For Lewis, who formerly taught video production to teenage girls, this is an exciting time for filmmakers who are starting out or who don’t have a lot of money. “With the explosion of technologies, more people are able to gain access to cameras and editing software. That allows them to tell their stories. It is breaking down limits to creativity.”


Although it’s not right for every type of movie, the phone has clearly become a legitimate tool of the filmmaking trade—it can actually be a better tool for many types of movies: guerrilla documentaries or cinéma vérité, for instance. Adobe’s Lewis believes that attitudes and access are already changing. “Tangerine really points to the possibilities,” she says.

And future iPhone filmmakers will be in excellent company. Here’s a very small sampling of films shot with mobile devices. Enjoy!


Tangerine’s Sean Baker is not the first filmmaker to turn to a phone to shoot a film. Park Chan-wook (Oldboy) shot this film entirely with an iPhone 4. (Length: 33:19)

Watch movie


A photographer has a strange encounter during a walk in the woods with his camera. You would never guess this short film was shot entirely using an iPhone 4s. (Length: 3:18)

Watch movie



Small cameras offer documentarians endless possibilities without the intrusiveness that comes with a traditional production team. This short was shot with the Encinema SLR adaptor. (Length: 3:18)

Watch movie



Constraints often foster innovation. The iPhone’s lens is about the size of a water drop. Dan Tomimatsu interpreted that literally by turning a five-yen coin into a water lens for an iPhone. (Length: 0:45)
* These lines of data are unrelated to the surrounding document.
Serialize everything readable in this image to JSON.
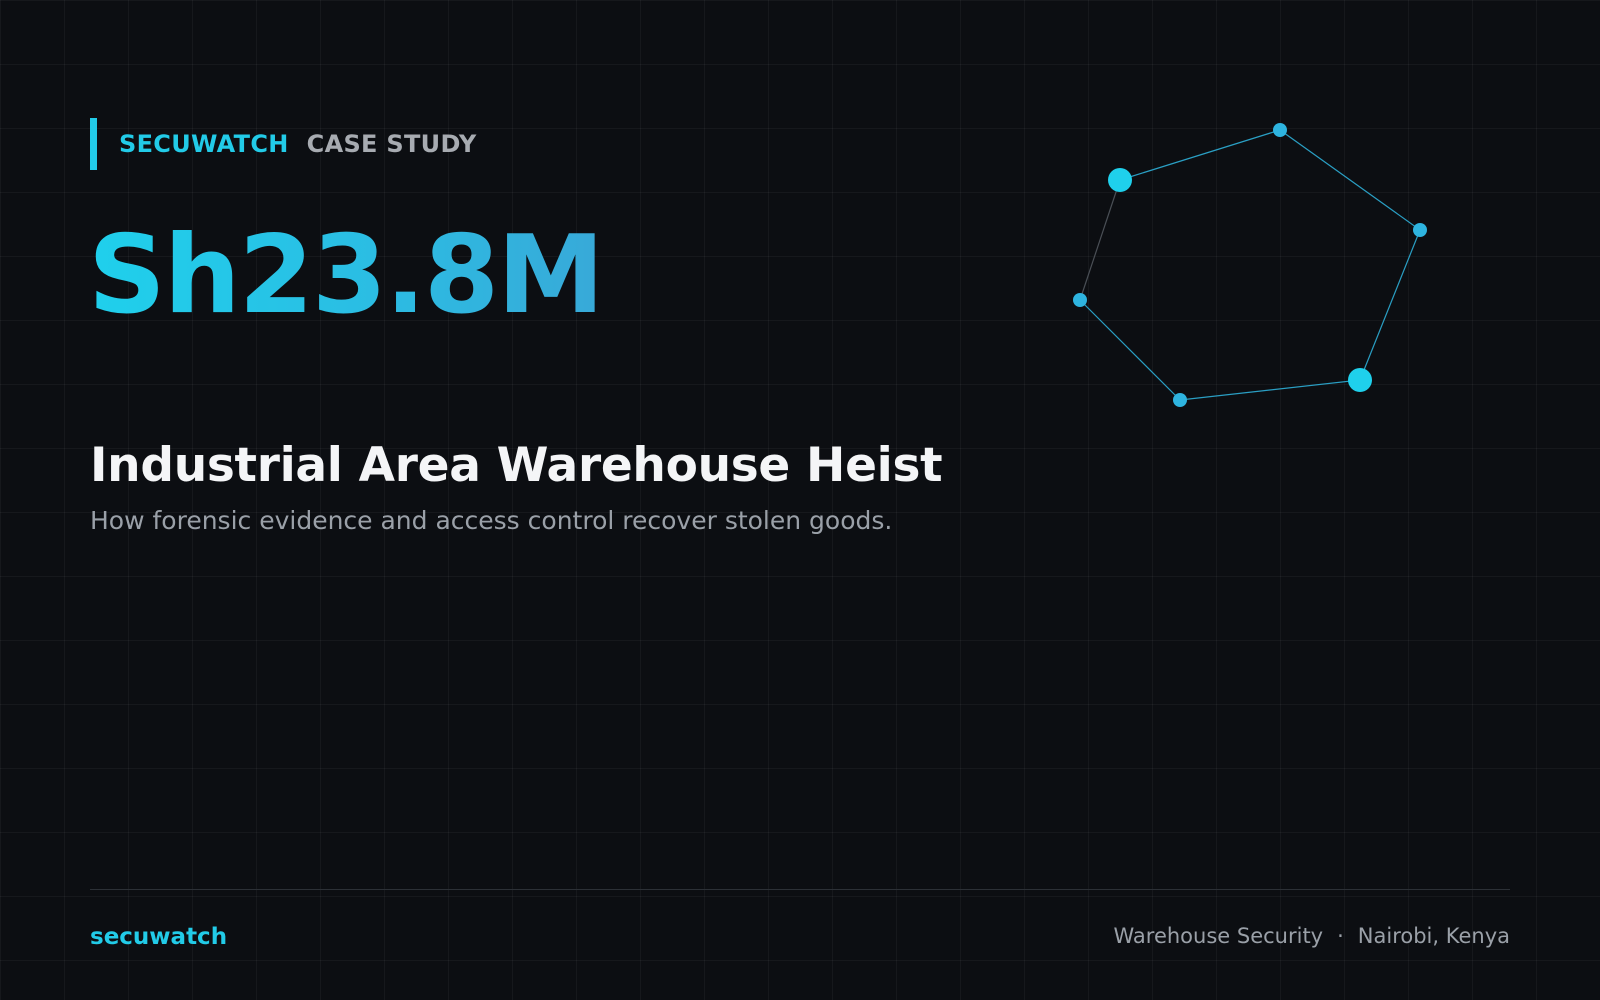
{
  "header": {
    "brand": "SECUWATCH",
    "tag": "CASE STUDY"
  },
  "hero": {
    "stat": "Sh23.8M",
    "title": "Industrial Area Warehouse Heist",
    "subtitle": "How forensic evidence and access control recover stolen goods."
  },
  "footer": {
    "brand": "secuwatch",
    "category": "Warehouse Security",
    "separator": "·",
    "location": "Nairobi, Kenya"
  },
  "colors": {
    "background": "#0c0e12",
    "accent": "#22cbe8",
    "title": "#f4f5f7",
    "muted": "#9aa0a8"
  },
  "decoration": {
    "icon": "network-graph-icon"
  }
}
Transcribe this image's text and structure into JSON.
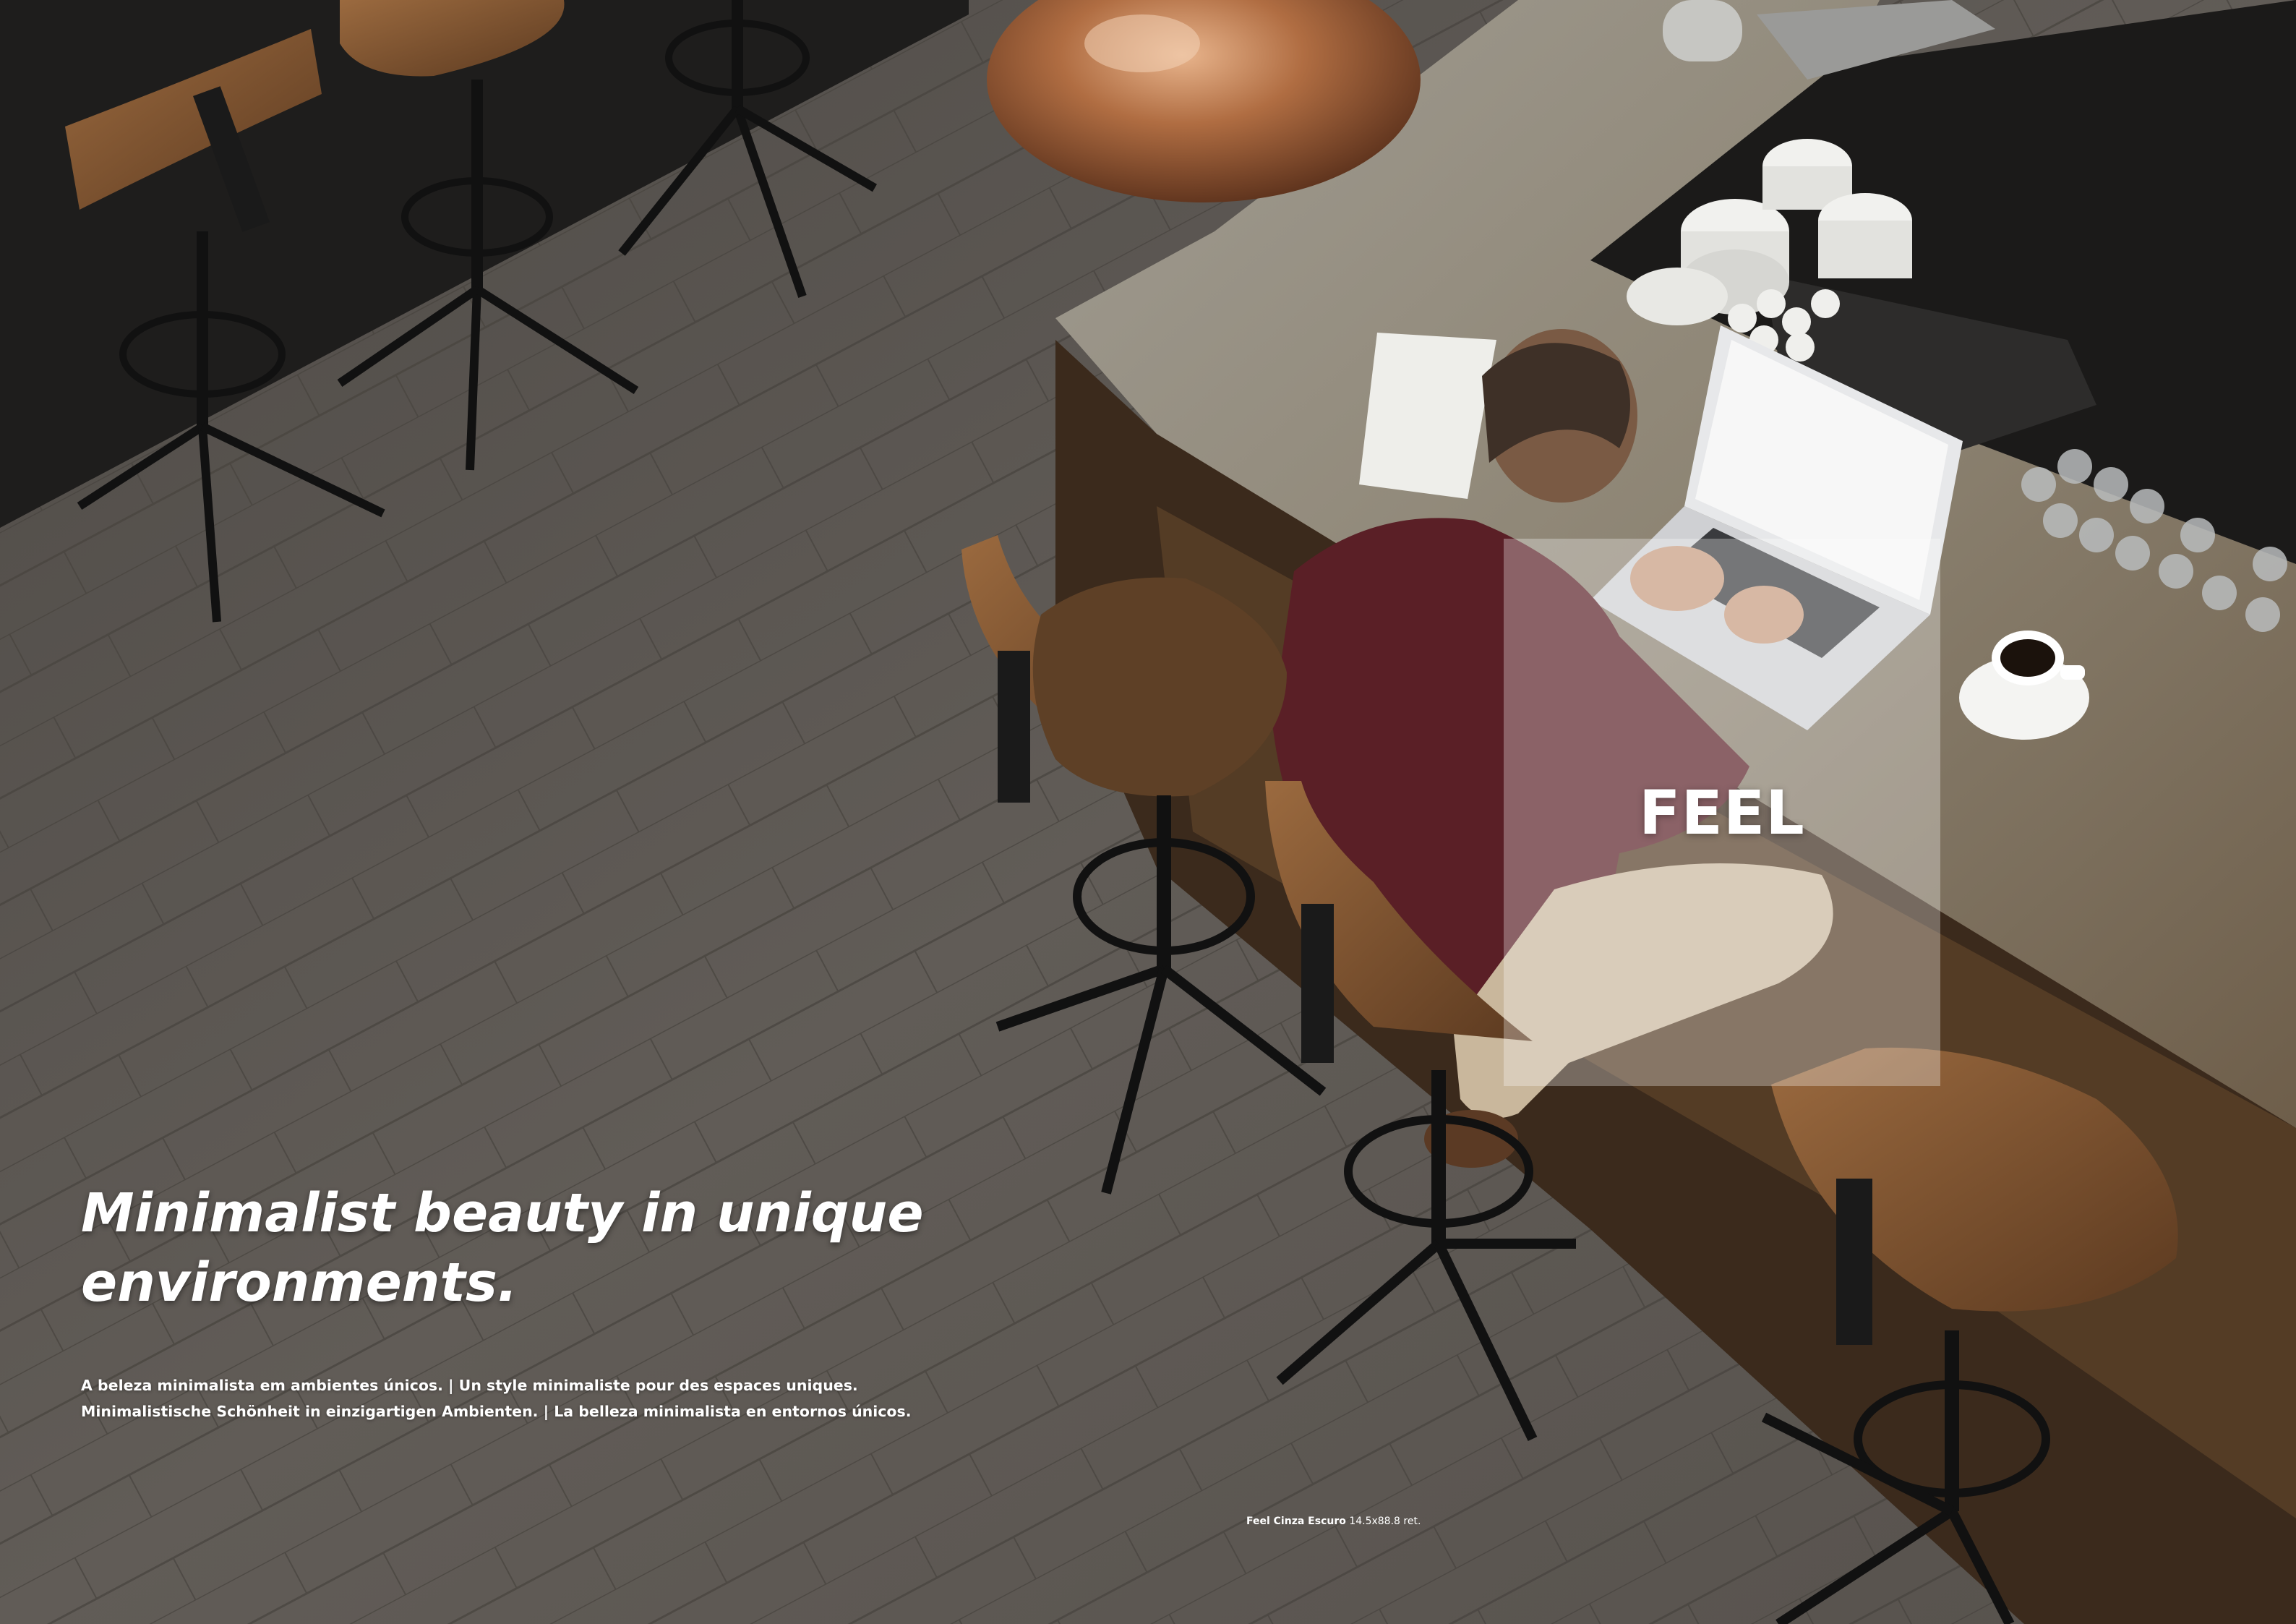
{
  "headline": {
    "line1": "Minimalist beauty in unique",
    "line2": "environments."
  },
  "subtitle": {
    "line1": "A beleza minimalista em ambientes únicos. | Un style minimaliste pour des espaces uniques.",
    "line2": "Minimalistische Schönheit in einzigartigen Ambienten. | La belleza minimalista en entornos únicos."
  },
  "brand": {
    "title": "FEEL"
  },
  "caption": {
    "product": "Feel Cinza Escuro",
    "size": "14.5x88.8 ret."
  },
  "colors": {
    "floor": "#5d5853",
    "counter_top": "#8a8476",
    "shirt": "#5a1f26",
    "copper_lamp": "#a8643a",
    "wood_seat": "#8a5a35",
    "text": "#ffffff"
  }
}
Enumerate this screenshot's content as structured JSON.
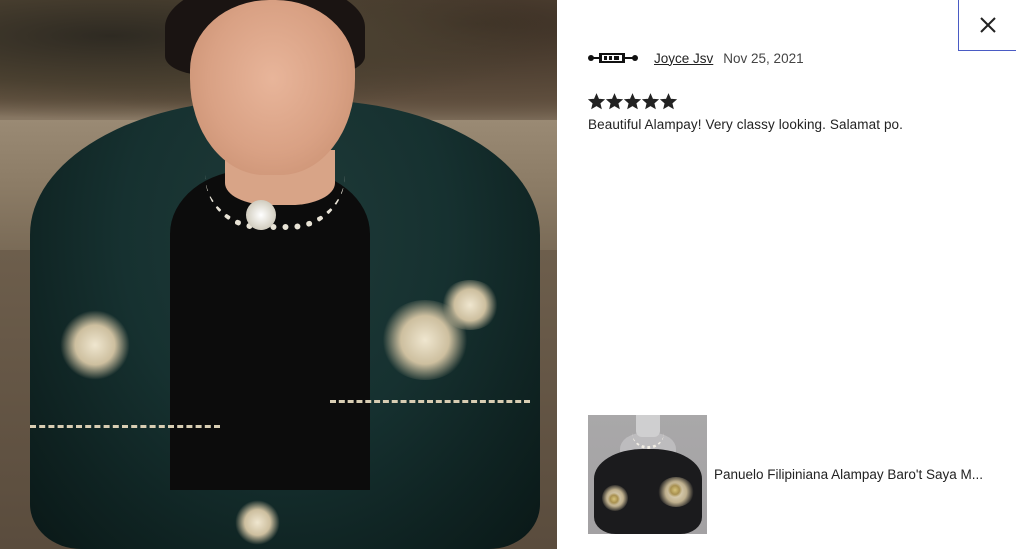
{
  "review": {
    "reviewer_name": "Joyce Jsv",
    "date": "Nov 25, 2021",
    "rating": 5,
    "rating_max": 5,
    "text": "Beautiful Alampay! Very classy looking. Salamat po."
  },
  "product": {
    "title": "Panuelo Filipiniana Alampay Baro't Saya M..."
  },
  "icons": {
    "close": "close-icon",
    "star": "star-icon",
    "avatar": "reviewer-avatar-logo"
  },
  "colors": {
    "close_border": "#4a5bc4",
    "text": "#222222",
    "star": "#222222"
  }
}
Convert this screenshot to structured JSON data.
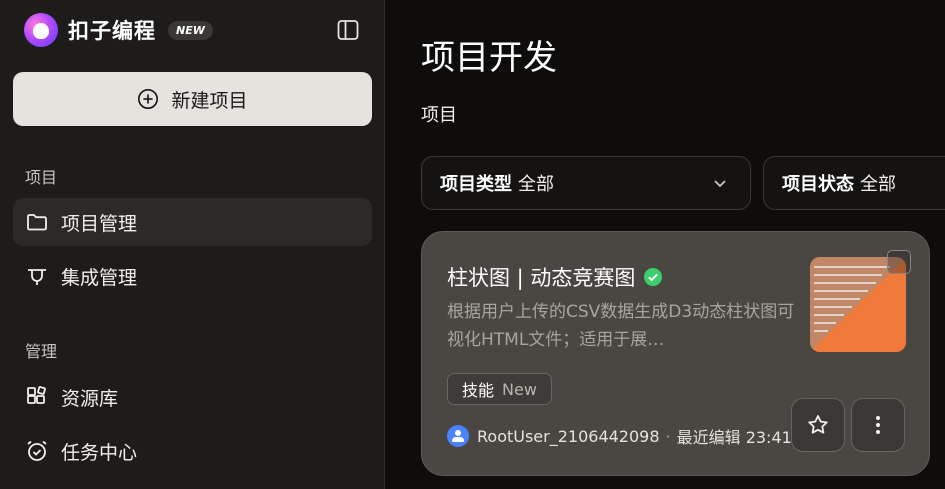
{
  "brand": {
    "name": "扣子编程",
    "badge": "NEW"
  },
  "sidebar": {
    "new_project_label": "新建项目",
    "sections": [
      {
        "label": "项目",
        "items": [
          {
            "label": "项目管理",
            "icon": "folder-icon",
            "active": true
          },
          {
            "label": "集成管理",
            "icon": "integration-icon",
            "active": false
          }
        ]
      },
      {
        "label": "管理",
        "items": [
          {
            "label": "资源库",
            "icon": "resource-library-icon",
            "active": false
          },
          {
            "label": "任务中心",
            "icon": "alarm-clock-icon",
            "active": false
          }
        ]
      }
    ]
  },
  "main": {
    "title": "项目开发",
    "sub_tab": "项目",
    "filters": [
      {
        "label": "项目类型",
        "value": "全部"
      },
      {
        "label": "项目状态",
        "value": "全部"
      }
    ],
    "card": {
      "title": "柱状图 | 动态竞赛图",
      "description": "根据用户上传的CSV数据生成D3动态柱状图可视化HTML文件；适用于展…",
      "tag_main": "技能",
      "tag_extra": "New",
      "user": "RootUser_2106442098",
      "edited": "最近编辑 23:41",
      "dot": "·"
    }
  },
  "colors": {
    "accent": "#4b82ff",
    "thumb": "#f07a3b",
    "verified": "#3ccf6e"
  }
}
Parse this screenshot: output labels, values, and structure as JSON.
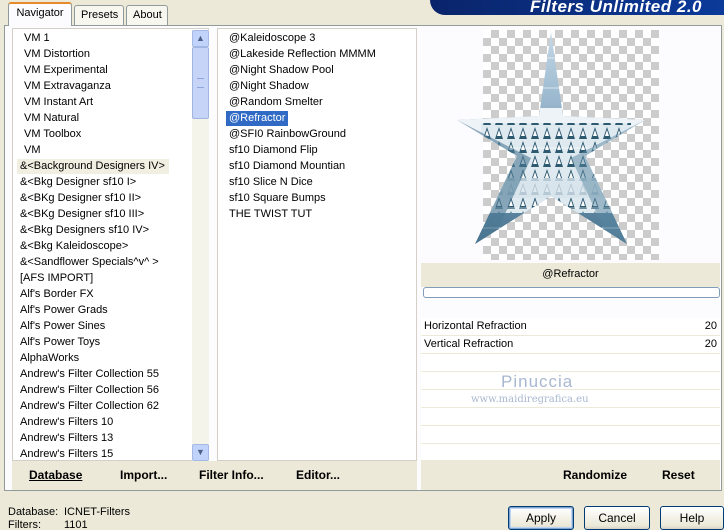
{
  "tabs": [
    {
      "label": "Navigator",
      "active": true
    },
    {
      "label": "Presets",
      "active": false
    },
    {
      "label": "About",
      "active": false
    }
  ],
  "banner": {
    "title": "Filters Unlimited 2.0"
  },
  "categories": [
    "VM 1",
    "VM Distortion",
    "VM Experimental",
    "VM Extravaganza",
    "VM Instant Art",
    "VM Natural",
    "VM Toolbox",
    "VM",
    "&<Background Designers IV>",
    "&<Bkg Designer sf10 I>",
    "&<BKg Designer sf10 II>",
    "&<BKg Designer sf10 III>",
    "&<Bkg Designers sf10 IV>",
    "&<Bkg Kaleidoscope>",
    "&<Sandflower Specials^v^ >",
    "[AFS IMPORT]",
    "Alf's Border FX",
    "Alf's Power Grads",
    "Alf's Power Sines",
    "Alf's Power Toys",
    "AlphaWorks",
    "Andrew's Filter Collection 55",
    "Andrew's Filter Collection 56",
    "Andrew's Filter Collection 62",
    "Andrew's Filters 10",
    "Andrew's Filters 13",
    "Andrew's Filters 15"
  ],
  "selected_category": "&<Background Designers IV>",
  "filters": [
    "@Kaleidoscope 3",
    "@Lakeside Reflection MMMM",
    "@Night Shadow Pool",
    "@Night Shadow",
    "@Random Smelter",
    "@Refractor",
    "@SFI0 RainbowGround",
    "sf10 Diamond Flip",
    "sf10 Diamond Mountian",
    "sf10 Slice N Dice",
    "sf10 Square Bumps",
    "THE TWIST TUT"
  ],
  "selected_filter": "@Refractor",
  "preview": {
    "filter_name": "@Refractor",
    "progress": 0
  },
  "params": [
    {
      "label": "Horizontal Refraction",
      "value": "20"
    },
    {
      "label": "Vertical Refraction",
      "value": "20"
    }
  ],
  "watermark": {
    "name": "Pinuccia",
    "url": "www.maidiregrafica.eu"
  },
  "buttons": {
    "database": "Database",
    "import": "Import...",
    "filter_info": "Filter Info...",
    "editor": "Editor...",
    "randomize": "Randomize",
    "reset": "Reset",
    "apply": "Apply",
    "cancel": "Cancel",
    "help": "Help"
  },
  "info": {
    "database_label": "Database:",
    "database_value": "ICNET-Filters",
    "filters_label": "Filters:",
    "filters_value": "1101"
  },
  "colors": {
    "selection": "#316ac5",
    "banner": "#0a246a",
    "tab_accent": "#e68b2c"
  }
}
Watch trailer (full film not yet available)



Form follows function. And sometimes feats follow form—especially for athletes. I am not quite sure how this iPhone 6 video experiment was shot, but it’s really cool, if you get my drift. (Length: 2:41)

Watch movie



The surf is up in this meditative short about catching and being with waves—it was shot using an iPhone 6s using the FiLMic Pro app, aided by a Beatsgrip rig and a DOF lens adaptor. (Length: 2:57)

Watch movie


If you want more inspiration, there are oodles of films on YouTube and Vimeo to watch. There are also several mobile/phone film festivals to check out or submit your film to—for instance, Disposable Film Festival, the iPhone Film Festival, and the iPhone Popup Film Festival.

Now go out and make your iPhone movie masterpiece. Experiment and see how far you get using your phone’s stock features, and then the find the apps and add-ons that work for you. It’s the dawn of new era for moviemaking, and there has never been a better time to phone it in.

February 26, 2016

Marquee image: Eric Van Huystee